- Collected data:
== Segment start ==
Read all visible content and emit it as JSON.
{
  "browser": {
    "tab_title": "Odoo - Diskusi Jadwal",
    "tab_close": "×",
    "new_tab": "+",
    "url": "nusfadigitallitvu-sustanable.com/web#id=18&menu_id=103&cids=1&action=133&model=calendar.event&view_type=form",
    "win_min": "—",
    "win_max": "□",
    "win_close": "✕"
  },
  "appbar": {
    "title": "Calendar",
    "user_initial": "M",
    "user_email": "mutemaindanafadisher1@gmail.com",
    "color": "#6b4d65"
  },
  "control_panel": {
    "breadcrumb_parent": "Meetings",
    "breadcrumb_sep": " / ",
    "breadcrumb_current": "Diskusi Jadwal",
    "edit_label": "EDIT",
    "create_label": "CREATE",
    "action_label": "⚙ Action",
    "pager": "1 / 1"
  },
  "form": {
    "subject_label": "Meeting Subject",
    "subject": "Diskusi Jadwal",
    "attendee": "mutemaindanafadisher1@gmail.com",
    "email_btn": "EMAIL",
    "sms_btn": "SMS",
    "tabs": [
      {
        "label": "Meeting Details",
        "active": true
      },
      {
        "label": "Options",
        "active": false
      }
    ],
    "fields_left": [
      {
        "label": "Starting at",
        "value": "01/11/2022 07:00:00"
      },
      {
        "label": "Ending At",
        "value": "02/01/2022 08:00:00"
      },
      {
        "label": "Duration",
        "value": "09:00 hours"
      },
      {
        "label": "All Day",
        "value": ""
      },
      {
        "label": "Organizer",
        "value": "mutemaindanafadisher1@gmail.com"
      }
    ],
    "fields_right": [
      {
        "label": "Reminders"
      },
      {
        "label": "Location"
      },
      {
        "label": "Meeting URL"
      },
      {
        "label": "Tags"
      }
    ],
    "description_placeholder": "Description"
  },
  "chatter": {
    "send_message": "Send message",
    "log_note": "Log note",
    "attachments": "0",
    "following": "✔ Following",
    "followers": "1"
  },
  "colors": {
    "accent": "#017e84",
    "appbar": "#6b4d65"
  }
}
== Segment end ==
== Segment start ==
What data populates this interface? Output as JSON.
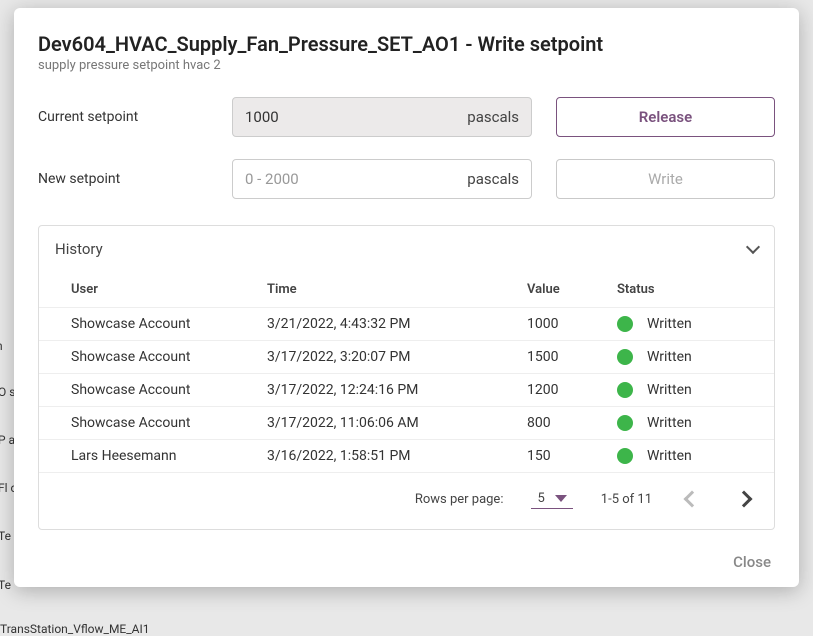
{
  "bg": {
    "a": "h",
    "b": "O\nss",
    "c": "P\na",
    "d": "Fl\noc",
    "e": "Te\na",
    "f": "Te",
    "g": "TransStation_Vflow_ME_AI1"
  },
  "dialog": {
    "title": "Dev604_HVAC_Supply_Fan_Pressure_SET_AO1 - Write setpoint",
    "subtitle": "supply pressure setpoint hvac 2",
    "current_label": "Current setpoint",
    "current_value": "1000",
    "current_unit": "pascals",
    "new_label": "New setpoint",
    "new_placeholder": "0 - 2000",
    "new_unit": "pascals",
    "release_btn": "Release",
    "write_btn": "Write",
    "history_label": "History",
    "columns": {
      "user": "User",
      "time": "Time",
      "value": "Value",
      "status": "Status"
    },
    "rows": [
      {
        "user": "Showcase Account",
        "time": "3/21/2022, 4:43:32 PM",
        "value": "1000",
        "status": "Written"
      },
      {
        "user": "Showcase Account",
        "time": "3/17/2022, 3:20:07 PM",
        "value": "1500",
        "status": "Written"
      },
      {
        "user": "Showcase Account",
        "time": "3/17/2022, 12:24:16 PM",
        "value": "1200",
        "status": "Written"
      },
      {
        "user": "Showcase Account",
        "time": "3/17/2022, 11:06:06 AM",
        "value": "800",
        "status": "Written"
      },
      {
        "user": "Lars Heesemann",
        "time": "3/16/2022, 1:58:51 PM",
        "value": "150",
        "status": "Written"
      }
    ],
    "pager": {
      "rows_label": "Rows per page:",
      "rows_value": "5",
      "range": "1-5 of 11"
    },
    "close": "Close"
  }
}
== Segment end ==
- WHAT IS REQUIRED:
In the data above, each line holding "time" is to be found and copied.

- ANSWER AREA:
      "time": "Time",
        "time": "3/21/2022, 4:43:32 PM",
        "time": "3/17/2022, 3:20:07 PM",
        "time": "3/17/2022, 12:24:16 PM",
        "time": "3/17/2022, 11:06:06 AM",
        "time": "3/16/2022, 1:58:51 PM",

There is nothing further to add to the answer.